Daylighting typically refers to two separate concepts: the
ability of regular occupants to see outside and the
lighting controls shall be provided for all lighting, with
displacement of electric lighting due to the harvesting
the exception of exit sign branch circuitry and life safety
egress lighting defined by NFPA 101. The application
of these controls and the controlled zones depend on
In order to maintain a relationship between the building
a number of space factors such as: space type, frequency
occupants and the outdoors, direct views of the outside
of use, available daylighting, and typical schedule.
must be provided for at least 75% of the regularly
occupied area on above grade levels.
automated switches to complex low-voltage lighting
If daylighting systems, beyond just windows, are to be
control panels. Lighting control systems typically include
included in the design for daylight harvesting, special
standard or astronomical time clocks, occupancy sensors,
daylighting consultants must be engaged to ensure
photosensors (light level), and override switches, but can
include a myriad of options such as ID card readers and
issues, and assist in the integration of the lighting and
individual PC-based lighting controls.
mechanical systems with the architectural, interior, and
Time Clocks. An on/off time schedule must be included
in the control system for all lighting except security
Circuiting and Switching
lighting and lighting in spaces where occupants could
be in physical danger due to loss of light. This control
Lighting circuits shall be designed based on a realistic
system shall incorporate lighting sweeps, warning flashes,
and adequate zoning analysis. The zoning analysis must

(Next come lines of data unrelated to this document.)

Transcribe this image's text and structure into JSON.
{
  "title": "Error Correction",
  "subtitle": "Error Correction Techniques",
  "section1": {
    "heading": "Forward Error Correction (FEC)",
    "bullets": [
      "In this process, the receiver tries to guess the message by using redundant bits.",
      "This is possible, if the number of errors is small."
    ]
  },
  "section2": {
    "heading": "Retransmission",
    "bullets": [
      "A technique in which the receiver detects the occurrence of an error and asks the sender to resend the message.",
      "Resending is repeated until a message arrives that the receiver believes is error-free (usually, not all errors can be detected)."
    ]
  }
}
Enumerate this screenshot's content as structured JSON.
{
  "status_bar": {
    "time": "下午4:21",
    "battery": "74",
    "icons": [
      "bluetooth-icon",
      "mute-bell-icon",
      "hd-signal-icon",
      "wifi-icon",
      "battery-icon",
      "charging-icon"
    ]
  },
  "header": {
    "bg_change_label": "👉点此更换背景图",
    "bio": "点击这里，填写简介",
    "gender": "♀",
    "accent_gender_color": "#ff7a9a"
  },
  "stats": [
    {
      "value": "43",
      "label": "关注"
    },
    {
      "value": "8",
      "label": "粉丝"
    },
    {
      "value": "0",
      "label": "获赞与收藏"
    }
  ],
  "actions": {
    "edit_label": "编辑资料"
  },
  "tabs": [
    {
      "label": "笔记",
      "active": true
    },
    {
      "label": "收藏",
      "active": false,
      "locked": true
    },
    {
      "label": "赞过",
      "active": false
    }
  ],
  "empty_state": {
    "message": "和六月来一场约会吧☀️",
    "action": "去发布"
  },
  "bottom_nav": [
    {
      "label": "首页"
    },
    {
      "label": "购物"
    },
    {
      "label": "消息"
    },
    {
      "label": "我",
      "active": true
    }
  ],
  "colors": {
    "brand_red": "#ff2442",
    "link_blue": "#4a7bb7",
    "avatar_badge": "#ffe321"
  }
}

or other methods to insure lighting is off in unoccupied
account for separate lighting control strategies, unique
spaces during scheduled unoccupied times.
occupancy areas, and maintain lighting zones smaller
than 100 m2 (1,100 sq. ft.) or one bay. Proper zoning
Occupancy Controls. Occupancy sensors shall be
allows for better control of lighting, especially during
provided for the following space and occupancy types:
after-hours operation, while proper circuiting can
Offices smaller than 30 m2 (325 sq. ft.) or with less than
minimize the complexity and cost of the lighting control
All pantries and conference rooms.
Restrooms with 3 or fewer toilets/urinals.
shall be provided with two ballasts for A/B switching or
All storage and file rooms smaller than 60 m2 (650 sq. ft.).
dimming ballasts that allow the lighting output to be
reduced to at least 50%. There maximum power penalty
Any other regularly unoccupied spaces not mentioned.
due to dimming shall be no greater than 20% of the full
Occupancy sensors shall be ultrasonic, or passive dual
sensors based on the application. Each occupancy sensor
Where applicable, tandem wiring shall be implemented
shall have a manual override and shall control no more
to reduce number of ballasts.
than one enclosed space, though some applications may
192 F A C I L I T I E S S T A N D A R D S
6.8 Interior Lighting, Daylighting, and Control Systems
Revised March 2005 PBS-P100